You’ve seen it in your Launchpad. You’ve seen it in your Applications folder. It’s Automator. It sounds cool. It looks cool. It’s got a cool robot icon. But, what can it really do, and why should you care about it?
Well, Automator can do lots of things to improve and streamline your OS X experience. With Automator, you use building blocks called actions like ingredients in a recipe. When your actions are strung together, the result is an Automator workflow that can perform a series of tasks.
Apple provides lots of built-in actions for automating things with Calendar, Mail, Safari, and more. You get even more actions as you install Automator-ready apps, like Aperture, BBEdit, Microsoft Office, and Transmit.

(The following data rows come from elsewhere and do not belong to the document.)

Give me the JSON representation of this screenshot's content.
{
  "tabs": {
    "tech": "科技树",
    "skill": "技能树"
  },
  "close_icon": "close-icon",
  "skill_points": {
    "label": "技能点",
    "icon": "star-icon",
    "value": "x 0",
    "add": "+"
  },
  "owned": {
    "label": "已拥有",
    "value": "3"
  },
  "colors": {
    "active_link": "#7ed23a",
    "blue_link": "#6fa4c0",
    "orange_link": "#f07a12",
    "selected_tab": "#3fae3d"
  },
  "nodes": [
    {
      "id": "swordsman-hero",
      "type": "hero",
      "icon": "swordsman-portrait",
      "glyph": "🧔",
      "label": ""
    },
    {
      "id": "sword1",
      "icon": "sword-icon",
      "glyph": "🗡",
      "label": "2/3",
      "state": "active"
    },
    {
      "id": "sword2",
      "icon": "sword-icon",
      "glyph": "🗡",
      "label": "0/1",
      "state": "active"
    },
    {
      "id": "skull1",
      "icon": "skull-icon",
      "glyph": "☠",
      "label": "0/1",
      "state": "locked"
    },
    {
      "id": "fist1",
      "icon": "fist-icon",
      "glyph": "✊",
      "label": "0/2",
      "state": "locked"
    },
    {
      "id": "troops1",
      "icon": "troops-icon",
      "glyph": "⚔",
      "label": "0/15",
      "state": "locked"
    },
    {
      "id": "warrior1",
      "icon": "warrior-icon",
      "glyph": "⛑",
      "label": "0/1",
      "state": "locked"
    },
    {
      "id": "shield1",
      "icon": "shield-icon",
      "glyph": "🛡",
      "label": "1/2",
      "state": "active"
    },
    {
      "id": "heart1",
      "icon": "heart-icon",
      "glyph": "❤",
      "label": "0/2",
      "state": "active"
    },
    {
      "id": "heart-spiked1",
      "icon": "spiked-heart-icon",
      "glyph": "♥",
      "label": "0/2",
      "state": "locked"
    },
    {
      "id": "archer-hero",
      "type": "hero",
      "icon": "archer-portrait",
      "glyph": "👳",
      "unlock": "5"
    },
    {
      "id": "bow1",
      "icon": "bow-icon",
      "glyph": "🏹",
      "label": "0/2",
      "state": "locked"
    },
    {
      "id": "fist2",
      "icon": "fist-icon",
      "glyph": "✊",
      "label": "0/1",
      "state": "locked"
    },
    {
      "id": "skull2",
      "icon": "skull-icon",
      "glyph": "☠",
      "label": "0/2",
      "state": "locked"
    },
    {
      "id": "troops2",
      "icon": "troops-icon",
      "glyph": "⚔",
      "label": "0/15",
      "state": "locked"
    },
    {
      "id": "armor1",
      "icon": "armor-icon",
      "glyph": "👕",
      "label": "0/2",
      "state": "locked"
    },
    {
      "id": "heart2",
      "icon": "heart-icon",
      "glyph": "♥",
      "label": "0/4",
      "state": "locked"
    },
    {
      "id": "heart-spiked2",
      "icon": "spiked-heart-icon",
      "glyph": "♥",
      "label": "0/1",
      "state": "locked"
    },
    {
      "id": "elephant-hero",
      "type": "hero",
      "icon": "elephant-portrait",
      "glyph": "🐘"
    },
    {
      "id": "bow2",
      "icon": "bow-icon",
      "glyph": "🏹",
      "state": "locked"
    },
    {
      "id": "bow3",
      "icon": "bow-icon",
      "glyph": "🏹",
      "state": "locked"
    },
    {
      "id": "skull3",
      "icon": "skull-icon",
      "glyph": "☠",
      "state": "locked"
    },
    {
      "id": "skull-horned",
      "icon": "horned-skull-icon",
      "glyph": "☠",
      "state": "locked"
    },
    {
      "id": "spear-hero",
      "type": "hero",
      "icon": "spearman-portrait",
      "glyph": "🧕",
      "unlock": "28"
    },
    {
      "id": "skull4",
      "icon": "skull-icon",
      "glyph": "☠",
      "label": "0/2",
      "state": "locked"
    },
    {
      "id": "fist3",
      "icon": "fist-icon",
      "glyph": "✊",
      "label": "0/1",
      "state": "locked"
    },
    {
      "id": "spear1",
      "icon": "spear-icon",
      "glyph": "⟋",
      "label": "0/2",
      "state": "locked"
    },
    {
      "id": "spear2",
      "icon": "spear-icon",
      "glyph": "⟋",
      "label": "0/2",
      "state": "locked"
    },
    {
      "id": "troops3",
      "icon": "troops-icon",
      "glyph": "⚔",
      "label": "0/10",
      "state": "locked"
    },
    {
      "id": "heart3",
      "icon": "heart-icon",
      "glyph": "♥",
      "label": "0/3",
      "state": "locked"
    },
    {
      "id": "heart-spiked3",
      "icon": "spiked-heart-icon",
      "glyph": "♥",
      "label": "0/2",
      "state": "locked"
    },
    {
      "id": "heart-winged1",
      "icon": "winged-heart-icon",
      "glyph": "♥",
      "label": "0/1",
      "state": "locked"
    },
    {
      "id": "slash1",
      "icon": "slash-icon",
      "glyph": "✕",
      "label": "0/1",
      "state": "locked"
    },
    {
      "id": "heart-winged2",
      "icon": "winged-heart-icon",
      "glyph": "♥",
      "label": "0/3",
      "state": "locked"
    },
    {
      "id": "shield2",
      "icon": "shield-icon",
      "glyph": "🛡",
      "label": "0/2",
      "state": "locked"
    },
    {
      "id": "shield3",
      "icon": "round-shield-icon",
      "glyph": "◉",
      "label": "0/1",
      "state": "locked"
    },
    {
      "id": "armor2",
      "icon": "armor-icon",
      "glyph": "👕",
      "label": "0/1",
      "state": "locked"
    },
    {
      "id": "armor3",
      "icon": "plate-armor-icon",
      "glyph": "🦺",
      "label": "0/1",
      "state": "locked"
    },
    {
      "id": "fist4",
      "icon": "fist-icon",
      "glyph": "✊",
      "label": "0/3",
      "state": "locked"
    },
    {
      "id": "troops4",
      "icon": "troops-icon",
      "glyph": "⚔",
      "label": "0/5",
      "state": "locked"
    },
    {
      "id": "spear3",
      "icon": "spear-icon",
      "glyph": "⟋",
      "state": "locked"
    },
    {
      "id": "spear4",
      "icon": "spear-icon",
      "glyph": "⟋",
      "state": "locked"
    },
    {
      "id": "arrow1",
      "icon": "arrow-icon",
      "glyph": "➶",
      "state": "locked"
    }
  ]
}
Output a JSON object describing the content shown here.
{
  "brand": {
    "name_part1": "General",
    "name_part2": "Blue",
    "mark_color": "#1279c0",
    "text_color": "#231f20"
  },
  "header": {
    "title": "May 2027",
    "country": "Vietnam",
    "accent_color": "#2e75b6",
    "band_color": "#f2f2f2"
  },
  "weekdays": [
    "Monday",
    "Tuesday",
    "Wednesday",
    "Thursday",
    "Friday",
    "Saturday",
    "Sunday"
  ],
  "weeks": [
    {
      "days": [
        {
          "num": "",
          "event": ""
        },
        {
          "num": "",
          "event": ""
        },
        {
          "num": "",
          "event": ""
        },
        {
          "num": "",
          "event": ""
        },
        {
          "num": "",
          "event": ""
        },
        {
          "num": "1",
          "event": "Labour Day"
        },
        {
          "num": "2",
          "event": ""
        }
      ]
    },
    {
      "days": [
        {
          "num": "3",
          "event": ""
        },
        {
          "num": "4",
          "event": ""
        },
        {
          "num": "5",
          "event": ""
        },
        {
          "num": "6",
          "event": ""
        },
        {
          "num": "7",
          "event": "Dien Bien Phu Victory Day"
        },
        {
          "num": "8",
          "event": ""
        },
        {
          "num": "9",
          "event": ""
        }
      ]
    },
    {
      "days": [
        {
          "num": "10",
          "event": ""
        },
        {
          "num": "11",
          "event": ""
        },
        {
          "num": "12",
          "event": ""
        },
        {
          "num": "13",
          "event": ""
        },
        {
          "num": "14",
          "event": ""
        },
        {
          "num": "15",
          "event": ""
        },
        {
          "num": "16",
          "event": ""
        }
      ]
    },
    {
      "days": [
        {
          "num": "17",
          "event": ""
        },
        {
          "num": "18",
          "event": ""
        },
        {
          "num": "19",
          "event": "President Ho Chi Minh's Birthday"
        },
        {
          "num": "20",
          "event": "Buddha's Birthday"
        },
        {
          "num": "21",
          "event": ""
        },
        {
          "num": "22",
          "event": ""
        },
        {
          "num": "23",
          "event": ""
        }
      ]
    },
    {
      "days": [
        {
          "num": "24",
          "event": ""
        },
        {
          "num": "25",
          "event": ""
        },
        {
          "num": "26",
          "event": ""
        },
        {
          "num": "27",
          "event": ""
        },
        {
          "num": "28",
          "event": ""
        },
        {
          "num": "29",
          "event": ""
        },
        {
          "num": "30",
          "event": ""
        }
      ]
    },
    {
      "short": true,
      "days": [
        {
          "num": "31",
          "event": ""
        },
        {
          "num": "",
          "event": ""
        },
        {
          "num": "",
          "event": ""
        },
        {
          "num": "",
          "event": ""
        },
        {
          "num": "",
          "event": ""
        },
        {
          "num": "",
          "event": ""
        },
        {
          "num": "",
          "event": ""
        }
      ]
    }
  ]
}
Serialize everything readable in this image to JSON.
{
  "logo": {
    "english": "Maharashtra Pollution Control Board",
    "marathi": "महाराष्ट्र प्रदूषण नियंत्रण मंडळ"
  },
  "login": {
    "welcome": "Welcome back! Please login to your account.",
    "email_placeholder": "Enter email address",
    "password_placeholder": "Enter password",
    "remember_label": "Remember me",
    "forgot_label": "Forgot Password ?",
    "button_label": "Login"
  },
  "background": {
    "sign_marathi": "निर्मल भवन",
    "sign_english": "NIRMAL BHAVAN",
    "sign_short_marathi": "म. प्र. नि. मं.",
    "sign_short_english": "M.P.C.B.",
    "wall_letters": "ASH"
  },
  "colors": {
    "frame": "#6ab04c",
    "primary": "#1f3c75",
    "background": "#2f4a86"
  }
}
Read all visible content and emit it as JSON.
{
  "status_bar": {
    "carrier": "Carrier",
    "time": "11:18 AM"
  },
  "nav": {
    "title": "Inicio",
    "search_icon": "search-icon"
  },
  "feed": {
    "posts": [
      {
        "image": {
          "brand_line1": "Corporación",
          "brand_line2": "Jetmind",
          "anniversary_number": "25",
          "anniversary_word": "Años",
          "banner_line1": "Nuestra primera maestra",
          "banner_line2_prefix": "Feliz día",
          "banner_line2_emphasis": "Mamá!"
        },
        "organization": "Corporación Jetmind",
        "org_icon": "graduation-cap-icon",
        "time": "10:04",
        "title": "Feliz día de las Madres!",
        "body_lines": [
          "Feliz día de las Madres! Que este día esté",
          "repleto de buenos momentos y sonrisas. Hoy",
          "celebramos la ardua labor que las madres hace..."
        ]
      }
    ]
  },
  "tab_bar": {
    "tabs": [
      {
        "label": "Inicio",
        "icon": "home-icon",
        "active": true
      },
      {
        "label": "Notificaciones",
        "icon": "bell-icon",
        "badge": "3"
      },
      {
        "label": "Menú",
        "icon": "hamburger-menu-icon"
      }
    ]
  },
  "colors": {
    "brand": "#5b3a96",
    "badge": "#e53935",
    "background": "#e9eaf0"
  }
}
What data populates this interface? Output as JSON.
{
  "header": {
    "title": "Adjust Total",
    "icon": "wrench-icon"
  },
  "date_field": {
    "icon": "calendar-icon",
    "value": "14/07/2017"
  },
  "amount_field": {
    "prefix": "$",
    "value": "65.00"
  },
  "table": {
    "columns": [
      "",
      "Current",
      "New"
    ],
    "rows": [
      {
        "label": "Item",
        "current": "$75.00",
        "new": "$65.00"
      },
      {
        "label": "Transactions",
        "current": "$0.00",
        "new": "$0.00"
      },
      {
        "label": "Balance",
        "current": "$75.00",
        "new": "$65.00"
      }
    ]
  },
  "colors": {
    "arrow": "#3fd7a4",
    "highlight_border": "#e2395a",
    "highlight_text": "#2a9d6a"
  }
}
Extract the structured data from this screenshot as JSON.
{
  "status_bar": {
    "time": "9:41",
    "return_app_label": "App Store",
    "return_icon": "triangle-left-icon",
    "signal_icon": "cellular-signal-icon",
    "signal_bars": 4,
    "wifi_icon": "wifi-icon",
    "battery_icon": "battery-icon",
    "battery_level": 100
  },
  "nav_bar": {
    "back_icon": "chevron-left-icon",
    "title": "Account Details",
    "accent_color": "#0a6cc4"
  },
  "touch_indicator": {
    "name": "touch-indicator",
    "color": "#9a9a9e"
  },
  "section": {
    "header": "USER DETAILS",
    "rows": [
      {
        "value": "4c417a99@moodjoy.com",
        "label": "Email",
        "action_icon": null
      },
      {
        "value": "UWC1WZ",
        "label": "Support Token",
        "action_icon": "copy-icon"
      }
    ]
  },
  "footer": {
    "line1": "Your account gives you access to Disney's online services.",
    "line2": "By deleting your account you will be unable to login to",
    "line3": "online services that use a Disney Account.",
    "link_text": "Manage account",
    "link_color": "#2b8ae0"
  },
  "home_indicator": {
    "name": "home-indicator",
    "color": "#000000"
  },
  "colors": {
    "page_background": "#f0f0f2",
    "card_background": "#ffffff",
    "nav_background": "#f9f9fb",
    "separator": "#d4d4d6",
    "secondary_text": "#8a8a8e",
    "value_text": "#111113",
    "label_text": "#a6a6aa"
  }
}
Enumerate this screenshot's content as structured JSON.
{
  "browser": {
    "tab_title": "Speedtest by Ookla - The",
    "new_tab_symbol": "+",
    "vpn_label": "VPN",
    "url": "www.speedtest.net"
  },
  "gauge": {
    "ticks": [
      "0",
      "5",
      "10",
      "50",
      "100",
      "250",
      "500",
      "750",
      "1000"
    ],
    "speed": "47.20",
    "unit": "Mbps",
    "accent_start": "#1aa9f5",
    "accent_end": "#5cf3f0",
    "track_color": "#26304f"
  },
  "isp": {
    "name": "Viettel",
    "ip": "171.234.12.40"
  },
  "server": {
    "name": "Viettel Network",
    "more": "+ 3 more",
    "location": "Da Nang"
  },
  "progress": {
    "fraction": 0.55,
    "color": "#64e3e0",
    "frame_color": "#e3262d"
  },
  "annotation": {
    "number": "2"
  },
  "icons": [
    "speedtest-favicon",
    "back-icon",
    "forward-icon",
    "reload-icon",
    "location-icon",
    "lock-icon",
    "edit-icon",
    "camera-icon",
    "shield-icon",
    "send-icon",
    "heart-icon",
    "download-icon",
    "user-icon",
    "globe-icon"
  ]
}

What you can do with Automator depends on the actions installed on your Mac. So, you may run into limitations if you don’t have actions for certain tasks, or if an app doesn’t support Automator. For simple things like working with folders, images, and PDFs, however, it’s a great tool that can save you time and let you do some fun stuff.
In this post, I’ll show you how to use Automator to create a print plugin that shows up in the PDF menu when you print a document. This specific plugin lets you print a photo calendar right out of the Calendar app.